Macroautophagy A double membrane known as the autophagosome is formed around the organelle marked for destruction.

This autophagosome moves through the cytoplasm to a lysosome, and the two organelles fuse.

The contents of the autophagosome are degraded by the lysosome using acidic lysosomal hydrolases.

Microautophagy Material to be degraded are engulfed directly into the lysosome.

This process occurs via invagination, inward folding of the lysosomal membrane to create a pocket.

It is then digested by lysosomal enzymes.

Chaperone-mediated autophagy (CMA) Chaperones recognize, unfold and translocate certain proteins in the cytosol for destruction without the need for vesicle formation. Chaperones identify particular amino acid sequences on the protein called a CMA-targeting motif. These chaperones are known as heat shock cognate protein of 70 kDa (hsc70).
Mitophagy This is a specific form of autophagy limited to the degradation of mitochondria. Mitochondria subjects to mitophagy are often damaged or defective.

What is autophagy used for?
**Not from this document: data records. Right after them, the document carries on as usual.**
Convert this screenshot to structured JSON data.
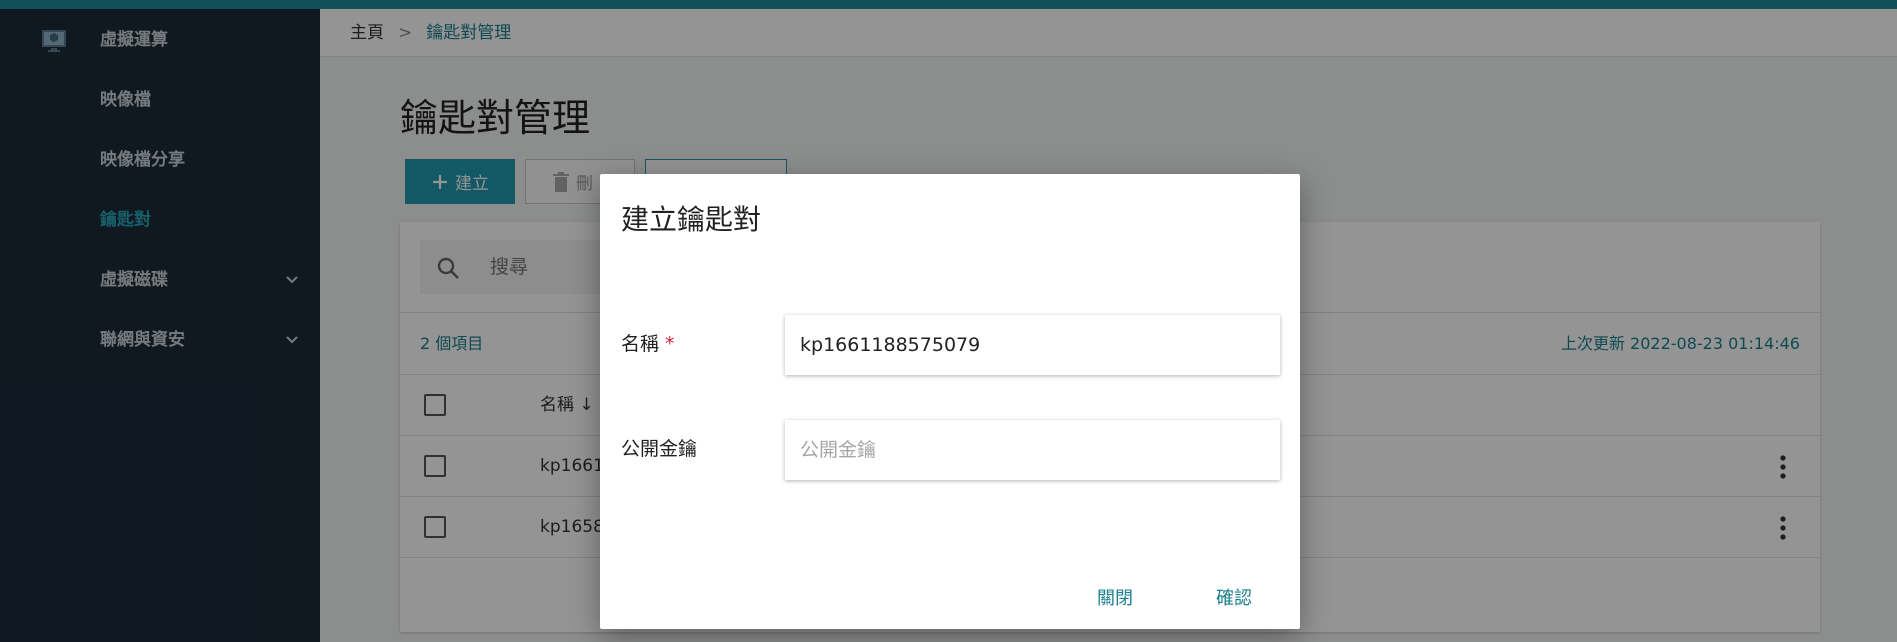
{
  "sidebar": {
    "items": [
      {
        "label": "虛擬運算",
        "active": false
      },
      {
        "label": "映像檔",
        "active": false
      },
      {
        "label": "映像檔分享",
        "active": false
      },
      {
        "label": "鑰匙對",
        "active": true
      },
      {
        "label": "虛擬磁碟",
        "active": false,
        "expandable": true
      },
      {
        "label": "聯網與資安",
        "active": false,
        "expandable": true
      }
    ]
  },
  "breadcrumb": {
    "home": "主頁",
    "separator": ">",
    "current": "鑰匙對管理"
  },
  "page": {
    "title": "鑰匙對管理"
  },
  "toolbar": {
    "create_label": "建立",
    "delete_label": "刪"
  },
  "search": {
    "placeholder": "搜尋"
  },
  "list": {
    "count_label": "2 個項目",
    "updated_label": "上次更新 2022-08-23 01:14:46",
    "column_name": "名稱 ↓",
    "rows": [
      {
        "name": "kp1661"
      },
      {
        "name": "kp1658"
      }
    ]
  },
  "dialog": {
    "title": "建立鑰匙對",
    "name_label": "名稱",
    "required_mark": "*",
    "name_value": "kp1661188575079",
    "pubkey_label": "公開金鑰",
    "pubkey_placeholder": "公開金鑰",
    "close_label": "關閉",
    "confirm_label": "確認"
  },
  "colors": {
    "accent": "#1f9aae",
    "sidebar_bg": "#1c2b38",
    "active_text": "#2aa3b5",
    "required": "#d0243a"
  }
}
  1. Obsolete or damaged organelles, like peroxisomes and mitochondria can be selected for degradation and their components used to make other organelles. This limits the accumulation of damaged and unused cellular components and enables the developing body to restructure cells e.g. the selective elimination of paternal mitochondria post-fertilization.
  2. When the body is subjected to reduced nutrient levels, the digestion of certain cellular components, both damaged and undamaged, enables cells to better weather poor conditions.
  3. In defending the body against pathogens, autophagy is used to destroy bacteria and viruses that gain access to the cell or are detected externally. Whole organelles or large aggregated of protein can be removed easily. This process is used particularly in phagocytes like macrophages and neutrophils.

Can autophagy be used as a treatment in disease?
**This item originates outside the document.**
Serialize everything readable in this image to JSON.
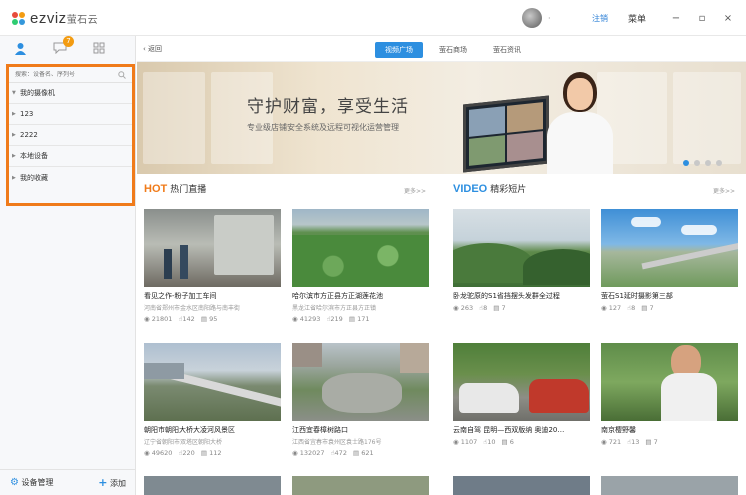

Long story short, maybe!

Autophagy dysregulation can be seen in aging, metabolic diseases, neurodegenerative disorders, infectious diseases and cancer. However while is some stages of a condition, autophagy is inhibited at other times is in increased. It is thought that the increase of autophagy promotes longevity and many cancer treatments have been found to increase autophagy. In neurodegenerative diseases like Alzheimer’s disease, proteins accumulate to form aggregates or inclusions in the intracytoplasmic and/or extracellular space. It is thought that by increasing autophagy less of these protein clumps will form. However, where a component of the autophagy process is defective, such as the delivery of autophagosome to lysosomes, increasing autophagy may not be beneficial and instead may cause the accumulation of autophagosomes in the cell. In addition, autophagy is also thought to be essential for tumor progression and malignancy.
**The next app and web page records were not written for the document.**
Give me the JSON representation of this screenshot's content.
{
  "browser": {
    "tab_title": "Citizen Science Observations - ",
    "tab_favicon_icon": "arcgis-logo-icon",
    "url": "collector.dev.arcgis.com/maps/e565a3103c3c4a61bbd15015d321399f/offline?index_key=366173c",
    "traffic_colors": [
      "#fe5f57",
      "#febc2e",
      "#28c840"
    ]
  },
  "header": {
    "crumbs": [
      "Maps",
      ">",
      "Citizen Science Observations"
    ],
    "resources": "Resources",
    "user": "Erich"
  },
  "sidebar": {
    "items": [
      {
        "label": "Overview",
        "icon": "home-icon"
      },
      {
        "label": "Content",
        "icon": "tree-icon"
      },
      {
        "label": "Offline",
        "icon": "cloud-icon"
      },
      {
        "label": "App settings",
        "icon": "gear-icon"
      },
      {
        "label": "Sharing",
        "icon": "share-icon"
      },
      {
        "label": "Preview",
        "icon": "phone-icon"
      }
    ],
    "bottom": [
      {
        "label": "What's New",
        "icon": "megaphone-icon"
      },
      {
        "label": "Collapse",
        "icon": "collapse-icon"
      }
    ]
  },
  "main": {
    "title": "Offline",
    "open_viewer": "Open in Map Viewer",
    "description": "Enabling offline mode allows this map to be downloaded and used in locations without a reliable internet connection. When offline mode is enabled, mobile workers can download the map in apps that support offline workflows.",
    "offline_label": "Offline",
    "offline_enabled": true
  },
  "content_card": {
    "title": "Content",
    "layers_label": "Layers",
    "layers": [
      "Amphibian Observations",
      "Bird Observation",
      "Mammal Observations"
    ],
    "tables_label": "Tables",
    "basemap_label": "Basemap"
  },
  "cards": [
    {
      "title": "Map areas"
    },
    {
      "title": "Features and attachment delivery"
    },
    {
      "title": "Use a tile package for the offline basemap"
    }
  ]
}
It is clear more research is needed in this area but for now it remains a promising new avenue for treatment discovery.

Further Reading

Targeting autophagy in cancer

Targeting autophagy as a strategy for drug discovery and therapeutic modulation

Autophagy modulation as a potential therapeutic target for diverse diseases

Article by Olwen Reina. Contact Olwen at